The UK has a substantial requirement for doctoral scientists and engineers who have a deep understanding of all aspects of fluid dynamics from theory through to experimental methods and numerical simulation. In manufacturing and process engineering, for example, many processes depend critically on fluid flows (e.g. extrusion of polymer melts, deposition of coatings, spray drying, etc.) and it is essential to understand and control these processes in order to optimize production efficiency and reliability (see letter of support from P&G for example). In large-scale mechanical engineering there is a demand for expertise in reacting turbulent flows in order to optimize fuel efficiency and engine performance, and in wetting and surface flows for the design and manufacture of pumps and filters. There is also a need for a wide variety of skilled experts in environmental fluid flows to support the growing need to understand and predict local pollution and threats to safety (atmospheric, surface water, ocean and sub-surface flows), and to predict weather, climate and space weather for satellite technology.

We will train a new generation of researchers who will have a broad range of skills to transfer into industry and environmental agencies, hence our approach will be multi-disciplinary throughout. All students will undertake both modelling and experimental training before embarking on their PhD project - which will be co-supervised by academics from different Schools. The MSc component of the programmee will be specifically tailored to develop expertise in the mathematical background of fluid dynamics, in CFD/HPC, and in experimental techniques. Team-based projects will be used to develop the teamwork and communication skills we believe are essential.
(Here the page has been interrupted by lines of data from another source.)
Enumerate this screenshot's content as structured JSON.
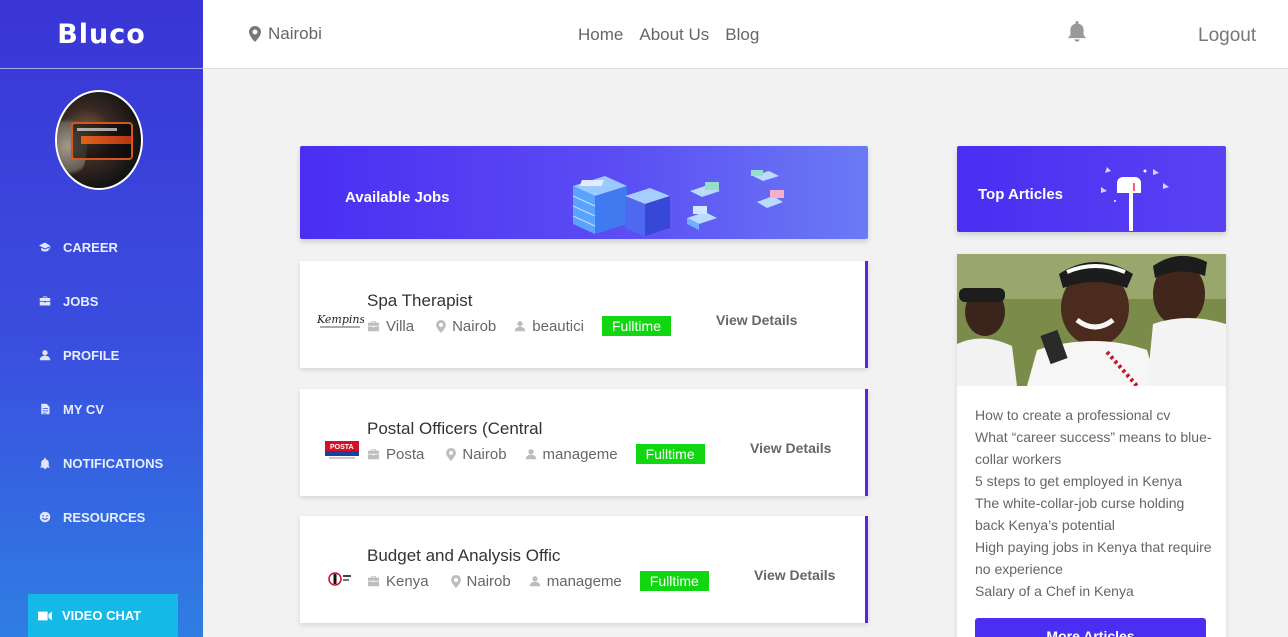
{
  "app": {
    "brand": "Bluco"
  },
  "sidebar": {
    "items": [
      {
        "label": "CAREER",
        "icon": "graduation-cap-icon"
      },
      {
        "label": "JOBS",
        "icon": "briefcase-icon"
      },
      {
        "label": "PROFILE",
        "icon": "user-icon"
      },
      {
        "label": "MY CV",
        "icon": "document-icon"
      },
      {
        "label": "NOTIFICATIONS",
        "icon": "bell-icon"
      },
      {
        "label": "RESOURCES",
        "icon": "smile-icon"
      }
    ],
    "video_chat": {
      "label": "VIDEO CHAT",
      "icon": "video-camera-icon"
    }
  },
  "header": {
    "location": "Nairobi",
    "nav": [
      "Home",
      "About Us",
      "Blog"
    ],
    "logout": "Logout"
  },
  "jobs": {
    "banner_title": "Available Jobs",
    "list": [
      {
        "title": "Spa Therapist",
        "company": "Villa",
        "location": "Nairob",
        "category": "beautici",
        "type": "Fulltime",
        "action": "View Details",
        "logo_text": "Kempinski"
      },
      {
        "title": "Postal Officers (Central",
        "company": "Posta",
        "location": "Nairob",
        "category": "manageme",
        "type": "Fulltime",
        "action": "View Details",
        "logo_text": "POSTA"
      },
      {
        "title": "Budget and Analysis Offic",
        "company": "Kenya",
        "location": "Nairob",
        "category": "manageme",
        "type": "Fulltime",
        "action": "View Details",
        "logo_text": ""
      }
    ]
  },
  "articles": {
    "banner_title": "Top Articles",
    "list": [
      "How to create a professional cv",
      "What “career success” means to blue-collar workers",
      "5 steps to get employed in Kenya",
      "The white-collar-job curse holding back Kenya’s potential",
      "High paying jobs in Kenya that require no experience",
      "Salary of a Chef in Kenya"
    ],
    "more_button": "More Articles"
  },
  "colors": {
    "primary": "#4a2ef2",
    "badge": "#12d612",
    "video_chat": "#14b9e6",
    "card_accent": "#5a24e0"
  }
}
Finally, engagement with industry will be a key feature of this CDT: all students will undertake an industrial placement, a large number of projects will be industrially sponsored, and our non-academic partners will contribute actively to our management, implementation and strategic development.

Key Findings
This information can now be found on Gateway to Research (GtR) http://gtr.rcuk.ac.uk
Potential use in non-academic contexts
This information can now be found on Gateway to Research (GtR) http://gtr.rcuk.ac.uk
Description This information can now be found on Gateway to Research (GtR) http://gtr.rcuk.ac.uk
Date Materialised
Sectors submitted by the Researcher
This information can now be found on Gateway to Research (GtR) http://gtr.rcuk.ac.uk
Project URL:  
Further Information:  
Organisation Website: http://www.leeds.ac.uk